What you should do: The response must reproduce every record in full.

Source material:
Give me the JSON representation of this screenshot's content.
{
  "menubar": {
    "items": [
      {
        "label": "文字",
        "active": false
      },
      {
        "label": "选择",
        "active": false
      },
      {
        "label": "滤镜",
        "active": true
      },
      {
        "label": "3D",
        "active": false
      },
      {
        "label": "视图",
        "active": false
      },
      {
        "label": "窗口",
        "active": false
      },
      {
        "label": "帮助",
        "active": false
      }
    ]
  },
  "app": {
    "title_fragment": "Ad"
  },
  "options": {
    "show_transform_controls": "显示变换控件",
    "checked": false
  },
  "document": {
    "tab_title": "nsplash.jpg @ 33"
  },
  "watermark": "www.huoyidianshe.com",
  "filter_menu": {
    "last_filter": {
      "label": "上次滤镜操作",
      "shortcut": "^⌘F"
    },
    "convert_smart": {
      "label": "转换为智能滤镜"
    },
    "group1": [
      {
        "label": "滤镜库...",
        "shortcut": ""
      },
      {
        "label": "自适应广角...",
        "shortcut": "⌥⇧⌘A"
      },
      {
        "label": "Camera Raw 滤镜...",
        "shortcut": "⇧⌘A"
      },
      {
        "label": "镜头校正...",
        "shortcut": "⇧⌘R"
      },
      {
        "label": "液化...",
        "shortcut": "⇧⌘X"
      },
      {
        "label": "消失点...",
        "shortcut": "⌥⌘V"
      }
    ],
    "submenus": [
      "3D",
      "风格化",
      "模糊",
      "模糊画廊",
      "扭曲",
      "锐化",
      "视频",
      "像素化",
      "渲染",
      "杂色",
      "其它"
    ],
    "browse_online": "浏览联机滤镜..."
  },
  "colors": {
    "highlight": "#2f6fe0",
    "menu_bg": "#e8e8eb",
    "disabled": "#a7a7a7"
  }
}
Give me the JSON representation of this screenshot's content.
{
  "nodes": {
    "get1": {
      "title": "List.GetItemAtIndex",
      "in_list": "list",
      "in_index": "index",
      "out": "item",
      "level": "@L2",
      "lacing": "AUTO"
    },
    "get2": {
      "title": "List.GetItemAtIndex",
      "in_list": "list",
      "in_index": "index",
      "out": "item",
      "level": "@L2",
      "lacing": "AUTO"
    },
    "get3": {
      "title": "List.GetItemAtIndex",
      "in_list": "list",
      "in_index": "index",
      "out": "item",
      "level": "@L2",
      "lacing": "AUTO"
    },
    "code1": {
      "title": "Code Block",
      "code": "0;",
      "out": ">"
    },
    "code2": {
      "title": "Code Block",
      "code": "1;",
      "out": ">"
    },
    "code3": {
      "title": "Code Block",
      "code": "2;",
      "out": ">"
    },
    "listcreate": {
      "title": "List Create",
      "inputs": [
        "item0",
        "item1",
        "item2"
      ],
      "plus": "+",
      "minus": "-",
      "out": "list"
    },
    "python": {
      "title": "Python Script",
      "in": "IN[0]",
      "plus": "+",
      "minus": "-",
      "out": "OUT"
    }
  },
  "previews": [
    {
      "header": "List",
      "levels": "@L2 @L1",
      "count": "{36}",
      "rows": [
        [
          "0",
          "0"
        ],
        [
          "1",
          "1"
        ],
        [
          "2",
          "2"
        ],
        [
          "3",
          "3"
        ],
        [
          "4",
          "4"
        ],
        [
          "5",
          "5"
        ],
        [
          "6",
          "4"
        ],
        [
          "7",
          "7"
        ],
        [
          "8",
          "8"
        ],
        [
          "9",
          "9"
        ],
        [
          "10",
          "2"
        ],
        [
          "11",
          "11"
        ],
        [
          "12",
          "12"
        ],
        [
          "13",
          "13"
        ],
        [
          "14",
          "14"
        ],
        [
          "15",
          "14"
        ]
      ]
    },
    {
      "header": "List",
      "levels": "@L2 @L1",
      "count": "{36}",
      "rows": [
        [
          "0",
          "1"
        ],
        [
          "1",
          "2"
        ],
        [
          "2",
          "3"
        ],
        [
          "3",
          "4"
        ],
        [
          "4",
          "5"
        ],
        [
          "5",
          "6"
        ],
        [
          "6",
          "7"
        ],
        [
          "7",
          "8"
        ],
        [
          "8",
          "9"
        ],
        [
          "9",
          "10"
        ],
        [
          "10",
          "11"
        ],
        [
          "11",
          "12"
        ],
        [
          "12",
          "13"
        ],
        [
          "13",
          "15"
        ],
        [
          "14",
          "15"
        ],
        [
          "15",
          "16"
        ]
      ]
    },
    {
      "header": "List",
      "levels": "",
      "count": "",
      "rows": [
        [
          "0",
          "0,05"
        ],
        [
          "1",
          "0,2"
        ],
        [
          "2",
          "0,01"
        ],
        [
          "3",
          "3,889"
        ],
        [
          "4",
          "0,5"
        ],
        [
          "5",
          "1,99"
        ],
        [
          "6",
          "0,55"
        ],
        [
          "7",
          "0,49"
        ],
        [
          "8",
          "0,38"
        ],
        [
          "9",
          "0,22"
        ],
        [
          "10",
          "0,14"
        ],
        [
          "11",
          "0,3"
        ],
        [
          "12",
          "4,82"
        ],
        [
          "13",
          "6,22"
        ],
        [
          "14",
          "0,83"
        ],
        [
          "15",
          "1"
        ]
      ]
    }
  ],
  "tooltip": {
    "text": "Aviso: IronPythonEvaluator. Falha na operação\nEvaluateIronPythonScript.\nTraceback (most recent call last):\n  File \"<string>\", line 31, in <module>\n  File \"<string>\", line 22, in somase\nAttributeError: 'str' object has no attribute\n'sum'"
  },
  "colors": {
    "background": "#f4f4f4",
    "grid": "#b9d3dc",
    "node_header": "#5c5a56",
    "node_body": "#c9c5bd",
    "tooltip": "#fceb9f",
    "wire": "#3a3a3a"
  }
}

Output for this task:
Give me the JSON representation of this screenshot's content.
{
  "menubar": {
    "items": [
      {
        "label": "文字",
        "active": false
      },
      {
        "label": "选择",
        "active": false
      },
      {
        "label": "滤镜",
        "active": true
      },
      {
        "label": "3D",
        "active": false
      },
      {
        "label": "视图",
        "active": false
      },
      {
        "label": "窗口",
        "active": false
      },
      {
        "label": "帮助",
        "active": false
      }
    ]
  },
  "app": {
    "title_fragment": "Ad"
  },
  "options": {
    "show_transform_controls": "显示变换控件",
    "checked": false
  },
  "document": {
    "tab_title": "nsplash.jpg @ 33"
  },
  "watermark": "www.huoyidianshe.com",
  "filter_menu": {
    "last_filter": {
      "label": "上次滤镜操作",
      "shortcut": "^⌘F"
    },
    "convert_smart": {
      "label": "转换为智能滤镜"
    },
    "group1": [
      {
        "label": "滤镜库...",
        "shortcut": ""
      },
      {
        "label": "自适应广角...",
        "shortcut": "⌥⇧⌘A"
      },
      {
        "label": "Camera Raw 滤镜...",
        "shortcut": "⇧⌘A"
      },
      {
        "label": "镜头校正...",
        "shortcut": "⇧⌘R"
      },
      {
        "label": "液化...",
        "shortcut": "⇧⌘X"
      },
      {
        "label": "消失点...",
        "shortcut": "⌥⌘V"
      }
    ],
    "submenus": [
      "3D",
      "风格化",
      "模糊",
      "模糊画廊",
      "扭曲",
      "锐化",
      "视频",
      "像素化",
      "渲染",
      "杂色",
      "其它"
    ],
    "browse_online": "浏览联机滤镜..."
  },
  "colors": {
    "highlight": "#2f6fe0",
    "menu_bg": "#e8e8eb",
    "disabled": "#a7a7a7"
  }
}
Give me the JSON representation of this screenshot's content.
{
  "nodes": {
    "get1": {
      "title": "List.GetItemAtIndex",
      "in_list": "list",
      "in_index": "index",
      "out": "item",
      "level": "@L2",
      "lacing": "AUTO"
    },
    "get2": {
      "title": "List.GetItemAtIndex",
      "in_list": "list",
      "in_index": "index",
      "out": "item",
      "level": "@L2",
      "lacing": "AUTO"
    },
    "get3": {
      "title": "List.GetItemAtIndex",
      "in_list": "list",
      "in_index": "index",
      "out": "item",
      "level": "@L2",
      "lacing": "AUTO"
    },
    "code1": {
      "title": "Code Block",
      "code": "0;",
      "out": ">"
    },
    "code2": {
      "title": "Code Block",
      "code": "1;",
      "out": ">"
    },
    "code3": {
      "title": "Code Block",
      "code": "2;",
      "out": ">"
    },
    "listcreate": {
      "title": "List Create",
      "inputs": [
        "item0",
        "item1",
        "item2"
      ],
      "plus": "+",
      "minus": "-",
      "out": "list"
    },
    "python": {
      "title": "Python Script",
      "in": "IN[0]",
      "plus": "+",
      "minus": "-",
      "out": "OUT"
    }
  },
  "previews": [
    {
      "header": "List",
      "levels": "@L2 @L1",
      "count": "{36}",
      "rows": [
        [
          "0",
          "0"
        ],
        [
          "1",
          "1"
        ],
        [
          "2",
          "2"
        ],
        [
          "3",
          "3"
        ],
        [
          "4",
          "4"
        ],
        [
          "5",
          "5"
        ],
        [
          "6",
          "4"
        ],
        [
          "7",
          "7"
        ],
        [
          "8",
          "8"
        ],
        [
          "9",
          "9"
        ],
        [
          "10",
          "2"
        ],
        [
          "11",
          "11"
        ],
        [
          "12",
          "12"
        ],
        [
          "13",
          "13"
        ],
        [
          "14",
          "14"
        ],
        [
          "15",
          "14"
        ]
      ]
    },
    {
      "header": "List",
      "levels": "@L2 @L1",
      "count": "{36}",
      "rows": [
        [
          "0",
          "1"
        ],
        [
          "1",
          "2"
        ],
        [
          "2",
          "3"
        ],
        [
          "3",
          "4"
        ],
        [
          "4",
          "5"
        ],
        [
          "5",
          "6"
        ],
        [
          "6",
          "7"
        ],
        [
          "7",
          "8"
        ],
        [
          "8",
          "9"
        ],
        [
          "9",
          "10"
        ],
        [
          "10",
          "11"
        ],
        [
          "11",
          "12"
        ],
        [
          "12",
          "13"
        ],
        [
          "13",
          "15"
        ],
        [
          "14",
          "15"
        ],
        [
          "15",
          "16"
        ]
      ]
    },
    {
      "header": "List",
      "levels": "",
      "count": "",
      "rows": [
        [
          "0",
          "0,05"
        ],
        [
          "1",
          "0,2"
        ],
        [
          "2",
          "0,01"
        ],
        [
          "3",
          "3,889"
        ],
        [
          "4",
          "0,5"
        ],
        [
          "5",
          "1,99"
        ],
        [
          "6",
          "0,55"
        ],
        [
          "7",
          "0,49"
        ],
        [
          "8",
          "0,38"
        ],
        [
          "9",
          "0,22"
        ],
        [
          "10",
          "0,14"
        ],
        [
          "11",
          "0,3"
        ],
        [
          "12",
          "4,82"
        ],
        [
          "13",
          "6,22"
        ],
        [
          "14",
          "0,83"
        ],
        [
          "15",
          "1"
        ]
      ]
    }
  ],
  "tooltip": {
    "text": "Aviso: IronPythonEvaluator. Falha na operação\nEvaluateIronPythonScript.\nTraceback (most recent call last):\n  File \"<string>\", line 31, in <module>\n  File \"<string>\", line 22, in somase\nAttributeError: 'str' object has no attribute\n'sum'"
  },
  "colors": {
    "background": "#f4f4f4",
    "grid": "#b9d3dc",
    "node_header": "#5c5a56",
    "node_body": "#c9c5bd",
    "tooltip": "#fceb9f",
    "wire": "#3a3a3a"
  }
}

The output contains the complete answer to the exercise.